Project Management provides a unique opportunity to see and understand different organisations, whilst also managing different personalities within the Client, Consultant, Contractor and Stakeholder teams. As such, the work is varied, the rewards significant and the learning opportunities constant throughout your career.
It would not be unreasonable to say that Women within the Construction Industry are currently underrepresented, however, this does not mean that opportunities do not exist. The skill set required to be a Consultant Project Manager is certainly something to which women can be extremely well suited and, as such, there are numerous opportunities within the industry.
Construction offers an extremely varied career path, and if you are prepared to work hard, engage and develop there are many opportunities available both in the UK and overseas.
What are your views on the Hot Topics in Construction?
There are numerous hot topics within the Industry, some of which have been under discussion for some time. In my opinion, BIM has the opportunity to revolutionise the way in which the whole Industry works and to ultimately save Clients and Project Teams time and money, however, it needs to be fully and wholeheartedly embraced by all parties to remove the barriers which are currently preventing it from being as successful and beneficial as it has the potential to be.
Discussion around a lack of skilled Labourers has been in the Press for some time, however, in recent months, skills shortages in the Consultancy market have become more and more apparent. The recession seems to have stymied the recruitment of trainees and graduates, which now means that there is an urgent need to train and educate people to deliver key consultancy services such as Project and Cost Management.

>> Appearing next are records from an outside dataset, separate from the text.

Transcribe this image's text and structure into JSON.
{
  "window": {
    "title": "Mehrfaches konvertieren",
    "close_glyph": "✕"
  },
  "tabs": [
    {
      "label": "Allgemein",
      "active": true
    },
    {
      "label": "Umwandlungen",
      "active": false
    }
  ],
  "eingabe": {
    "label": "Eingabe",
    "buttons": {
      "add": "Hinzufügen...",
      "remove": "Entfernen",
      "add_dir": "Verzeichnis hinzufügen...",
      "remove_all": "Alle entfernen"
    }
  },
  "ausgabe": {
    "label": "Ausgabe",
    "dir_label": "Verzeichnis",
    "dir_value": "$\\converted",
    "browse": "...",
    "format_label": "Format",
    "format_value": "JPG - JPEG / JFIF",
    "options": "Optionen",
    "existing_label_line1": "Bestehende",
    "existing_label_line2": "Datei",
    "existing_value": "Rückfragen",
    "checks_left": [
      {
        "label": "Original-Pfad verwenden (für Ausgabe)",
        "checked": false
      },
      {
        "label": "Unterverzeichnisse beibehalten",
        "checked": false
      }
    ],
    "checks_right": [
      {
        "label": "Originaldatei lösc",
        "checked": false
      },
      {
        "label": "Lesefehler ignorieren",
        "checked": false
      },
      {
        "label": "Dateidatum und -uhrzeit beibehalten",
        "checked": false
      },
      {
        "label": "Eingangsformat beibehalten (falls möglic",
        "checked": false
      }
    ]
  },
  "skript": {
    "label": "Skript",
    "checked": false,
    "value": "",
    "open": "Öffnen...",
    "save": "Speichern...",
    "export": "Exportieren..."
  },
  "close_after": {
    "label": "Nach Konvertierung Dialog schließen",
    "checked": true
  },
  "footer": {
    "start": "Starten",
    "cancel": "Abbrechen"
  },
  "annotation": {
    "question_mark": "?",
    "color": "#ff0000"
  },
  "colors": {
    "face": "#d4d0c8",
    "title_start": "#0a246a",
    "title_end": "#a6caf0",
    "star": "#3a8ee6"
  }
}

What are your aspirations for the future?
I hope to continue to learn from others and develop my career, with an aspiration to become a Director of the business, managing a team of people and working with Clients to allow them to achieve their goals and to share these with their local community.